AVAILABLE DATA →
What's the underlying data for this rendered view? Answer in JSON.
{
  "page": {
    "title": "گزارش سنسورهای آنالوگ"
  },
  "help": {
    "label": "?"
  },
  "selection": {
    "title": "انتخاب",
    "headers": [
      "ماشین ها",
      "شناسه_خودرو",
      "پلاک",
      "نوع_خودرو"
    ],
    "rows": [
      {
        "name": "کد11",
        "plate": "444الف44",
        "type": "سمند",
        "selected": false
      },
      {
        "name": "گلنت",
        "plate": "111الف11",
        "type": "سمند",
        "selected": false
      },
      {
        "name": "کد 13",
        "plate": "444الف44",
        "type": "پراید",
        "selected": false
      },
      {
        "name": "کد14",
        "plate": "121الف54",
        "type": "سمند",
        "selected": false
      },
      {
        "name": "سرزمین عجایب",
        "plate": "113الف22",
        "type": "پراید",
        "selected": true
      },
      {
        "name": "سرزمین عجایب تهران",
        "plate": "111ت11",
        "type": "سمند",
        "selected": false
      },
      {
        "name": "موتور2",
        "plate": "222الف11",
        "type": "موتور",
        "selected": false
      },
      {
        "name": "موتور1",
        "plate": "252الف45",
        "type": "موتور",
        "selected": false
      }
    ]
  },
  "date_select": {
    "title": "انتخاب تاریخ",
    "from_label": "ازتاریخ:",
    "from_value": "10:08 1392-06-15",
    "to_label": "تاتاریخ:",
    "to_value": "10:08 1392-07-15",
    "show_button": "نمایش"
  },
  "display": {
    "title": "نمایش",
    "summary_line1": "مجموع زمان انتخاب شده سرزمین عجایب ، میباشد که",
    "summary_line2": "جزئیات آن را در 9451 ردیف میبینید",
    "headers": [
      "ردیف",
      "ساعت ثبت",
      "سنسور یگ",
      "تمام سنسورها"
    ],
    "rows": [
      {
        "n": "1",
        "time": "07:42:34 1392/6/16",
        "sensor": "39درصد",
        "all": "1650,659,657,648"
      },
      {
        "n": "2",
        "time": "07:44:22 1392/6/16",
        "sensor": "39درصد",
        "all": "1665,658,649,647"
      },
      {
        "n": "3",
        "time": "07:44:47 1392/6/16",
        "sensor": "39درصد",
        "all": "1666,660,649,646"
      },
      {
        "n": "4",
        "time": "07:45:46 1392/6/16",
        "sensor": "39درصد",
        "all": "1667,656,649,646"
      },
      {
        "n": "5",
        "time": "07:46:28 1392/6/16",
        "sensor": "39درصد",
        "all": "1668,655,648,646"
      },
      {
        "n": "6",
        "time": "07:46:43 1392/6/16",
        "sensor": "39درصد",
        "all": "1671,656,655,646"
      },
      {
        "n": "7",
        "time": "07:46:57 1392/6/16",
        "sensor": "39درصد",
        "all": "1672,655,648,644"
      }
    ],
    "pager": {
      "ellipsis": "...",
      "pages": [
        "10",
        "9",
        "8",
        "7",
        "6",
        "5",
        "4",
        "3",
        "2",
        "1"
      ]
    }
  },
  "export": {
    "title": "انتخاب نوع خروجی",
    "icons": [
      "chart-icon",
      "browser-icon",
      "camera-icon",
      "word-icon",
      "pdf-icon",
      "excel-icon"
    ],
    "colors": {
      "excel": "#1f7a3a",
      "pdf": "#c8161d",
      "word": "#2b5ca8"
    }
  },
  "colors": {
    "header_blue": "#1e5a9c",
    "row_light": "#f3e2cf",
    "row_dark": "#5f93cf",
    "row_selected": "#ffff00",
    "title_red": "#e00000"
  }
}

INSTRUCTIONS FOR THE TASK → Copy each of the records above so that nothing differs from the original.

REPLY →
What's the underlying data for this rendered view? Answer in JSON.
{
  "page": {
    "title": "گزارش سنسورهای آنالوگ"
  },
  "help": {
    "label": "?"
  },
  "selection": {
    "title": "انتخاب",
    "headers": [
      "ماشین ها",
      "شناسه_خودرو",
      "پلاک",
      "نوع_خودرو"
    ],
    "rows": [
      {
        "name": "کد11",
        "plate": "444الف44",
        "type": "سمند",
        "selected": false
      },
      {
        "name": "گلنت",
        "plate": "111الف11",
        "type": "سمند",
        "selected": false
      },
      {
        "name": "کد 13",
        "plate": "444الف44",
        "type": "پراید",
        "selected": false
      },
      {
        "name": "کد14",
        "plate": "121الف54",
        "type": "سمند",
        "selected": false
      },
      {
        "name": "سرزمین عجایب",
        "plate": "113الف22",
        "type": "پراید",
        "selected": true
      },
      {
        "name": "سرزمین عجایب تهران",
        "plate": "111ت11",
        "type": "سمند",
        "selected": false
      },
      {
        "name": "موتور2",
        "plate": "222الف11",
        "type": "موتور",
        "selected": false
      },
      {
        "name": "موتور1",
        "plate": "252الف45",
        "type": "موتور",
        "selected": false
      }
    ]
  },
  "date_select": {
    "title": "انتخاب تاریخ",
    "from_label": "ازتاریخ:",
    "from_value": "10:08 1392-06-15",
    "to_label": "تاتاریخ:",
    "to_value": "10:08 1392-07-15",
    "show_button": "نمایش"
  },
  "display": {
    "title": "نمایش",
    "summary_line1": "مجموع زمان انتخاب شده سرزمین عجایب ، میباشد که",
    "summary_line2": "جزئیات آن را در 9451 ردیف میبینید",
    "headers": [
      "ردیف",
      "ساعت ثبت",
      "سنسور یگ",
      "تمام سنسورها"
    ],
    "rows": [
      {
        "n": "1",
        "time": "07:42:34 1392/6/16",
        "sensor": "39درصد",
        "all": "1650,659,657,648"
      },
      {
        "n": "2",
        "time": "07:44:22 1392/6/16",
        "sensor": "39درصد",
        "all": "1665,658,649,647"
      },
      {
        "n": "3",
        "time": "07:44:47 1392/6/16",
        "sensor": "39درصد",
        "all": "1666,660,649,646"
      },
      {
        "n": "4",
        "time": "07:45:46 1392/6/16",
        "sensor": "39درصد",
        "all": "1667,656,649,646"
      },
      {
        "n": "5",
        "time": "07:46:28 1392/6/16",
        "sensor": "39درصد",
        "all": "1668,655,648,646"
      },
      {
        "n": "6",
        "time": "07:46:43 1392/6/16",
        "sensor": "39درصد",
        "all": "1671,656,655,646"
      },
      {
        "n": "7",
        "time": "07:46:57 1392/6/16",
        "sensor": "39درصد",
        "all": "1672,655,648,644"
      }
    ],
    "pager": {
      "ellipsis": "...",
      "pages": [
        "10",
        "9",
        "8",
        "7",
        "6",
        "5",
        "4",
        "3",
        "2",
        "1"
      ]
    }
  },
  "export": {
    "title": "انتخاب نوع خروجی",
    "icons": [
      "chart-icon",
      "browser-icon",
      "camera-icon",
      "word-icon",
      "pdf-icon",
      "excel-icon"
    ],
    "colors": {
      "excel": "#1f7a3a",
      "pdf": "#c8161d",
      "word": "#2b5ca8"
    }
  },
  "colors": {
    "header_blue": "#1e5a9c",
    "row_light": "#f3e2cf",
    "row_dark": "#5f93cf",
    "row_selected": "#ffff00",
    "title_red": "#e00000"
  }
}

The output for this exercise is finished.